--- Records supplied ---

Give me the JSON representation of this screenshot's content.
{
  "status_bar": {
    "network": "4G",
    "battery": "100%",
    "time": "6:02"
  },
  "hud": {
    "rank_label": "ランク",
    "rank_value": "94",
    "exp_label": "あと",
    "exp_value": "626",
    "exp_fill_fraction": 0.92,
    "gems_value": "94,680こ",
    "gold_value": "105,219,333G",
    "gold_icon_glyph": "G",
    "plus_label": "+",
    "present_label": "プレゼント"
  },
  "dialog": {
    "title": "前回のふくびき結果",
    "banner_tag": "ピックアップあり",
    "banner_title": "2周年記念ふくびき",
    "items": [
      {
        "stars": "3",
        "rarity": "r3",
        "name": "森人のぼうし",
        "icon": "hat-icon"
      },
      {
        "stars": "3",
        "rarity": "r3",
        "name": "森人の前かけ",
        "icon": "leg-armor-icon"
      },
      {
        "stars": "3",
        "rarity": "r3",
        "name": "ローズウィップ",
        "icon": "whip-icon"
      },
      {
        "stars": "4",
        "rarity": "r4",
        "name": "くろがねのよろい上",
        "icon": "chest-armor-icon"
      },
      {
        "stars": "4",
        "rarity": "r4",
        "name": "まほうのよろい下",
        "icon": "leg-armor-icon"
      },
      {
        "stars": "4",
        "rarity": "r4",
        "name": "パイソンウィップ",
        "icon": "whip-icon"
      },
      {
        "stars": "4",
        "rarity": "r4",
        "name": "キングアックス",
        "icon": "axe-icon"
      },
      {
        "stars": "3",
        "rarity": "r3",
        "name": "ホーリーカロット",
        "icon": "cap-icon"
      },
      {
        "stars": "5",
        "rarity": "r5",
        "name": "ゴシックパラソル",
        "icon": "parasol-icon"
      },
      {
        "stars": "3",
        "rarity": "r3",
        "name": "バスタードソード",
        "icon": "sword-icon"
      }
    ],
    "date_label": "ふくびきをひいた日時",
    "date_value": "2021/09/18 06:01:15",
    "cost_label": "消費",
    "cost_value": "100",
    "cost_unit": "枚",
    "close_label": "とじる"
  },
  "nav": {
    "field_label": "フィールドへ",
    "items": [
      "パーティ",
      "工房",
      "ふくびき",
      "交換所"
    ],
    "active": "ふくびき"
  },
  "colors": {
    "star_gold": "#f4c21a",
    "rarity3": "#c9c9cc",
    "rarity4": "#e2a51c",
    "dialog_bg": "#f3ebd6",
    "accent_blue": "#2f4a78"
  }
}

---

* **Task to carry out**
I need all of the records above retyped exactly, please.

* **Answer section**
Give me the JSON representation of this screenshot's content.
{
  "status_bar": {
    "network": "4G",
    "battery": "100%",
    "time": "6:02"
  },
  "hud": {
    "rank_label": "ランク",
    "rank_value": "94",
    "exp_label": "あと",
    "exp_value": "626",
    "exp_fill_fraction": 0.92,
    "gems_value": "94,680こ",
    "gold_value": "105,219,333G",
    "gold_icon_glyph": "G",
    "plus_label": "+",
    "present_label": "プレゼント"
  },
  "dialog": {
    "title": "前回のふくびき結果",
    "banner_tag": "ピックアップあり",
    "banner_title": "2周年記念ふくびき",
    "items": [
      {
        "stars": "3",
        "rarity": "r3",
        "name": "森人のぼうし",
        "icon": "hat-icon"
      },
      {
        "stars": "3",
        "rarity": "r3",
        "name": "森人の前かけ",
        "icon": "leg-armor-icon"
      },
      {
        "stars": "3",
        "rarity": "r3",
        "name": "ローズウィップ",
        "icon": "whip-icon"
      },
      {
        "stars": "4",
        "rarity": "r4",
        "name": "くろがねのよろい上",
        "icon": "chest-armor-icon"
      },
      {
        "stars": "4",
        "rarity": "r4",
        "name": "まほうのよろい下",
        "icon": "leg-armor-icon"
      },
      {
        "stars": "4",
        "rarity": "r4",
        "name": "パイソンウィップ",
        "icon": "whip-icon"
      },
      {
        "stars": "4",
        "rarity": "r4",
        "name": "キングアックス",
        "icon": "axe-icon"
      },
      {
        "stars": "3",
        "rarity": "r3",
        "name": "ホーリーカロット",
        "icon": "cap-icon"
      },
      {
        "stars": "5",
        "rarity": "r5",
        "name": "ゴシックパラソル",
        "icon": "parasol-icon"
      },
      {
        "stars": "3",
        "rarity": "r3",
        "name": "バスタードソード",
        "icon": "sword-icon"
      }
    ],
    "date_label": "ふくびきをひいた日時",
    "date_value": "2021/09/18 06:01:15",
    "cost_label": "消費",
    "cost_value": "100",
    "cost_unit": "枚",
    "close_label": "とじる"
  },
  "nav": {
    "field_label": "フィールドへ",
    "items": [
      "パーティ",
      "工房",
      "ふくびき",
      "交換所"
    ],
    "active": "ふくびき"
  },
  "colors": {
    "star_gold": "#f4c21a",
    "rarity3": "#c9c9cc",
    "rarity4": "#e2a51c",
    "dialog_bg": "#f3ebd6",
    "accent_blue": "#2f4a78"
  }
}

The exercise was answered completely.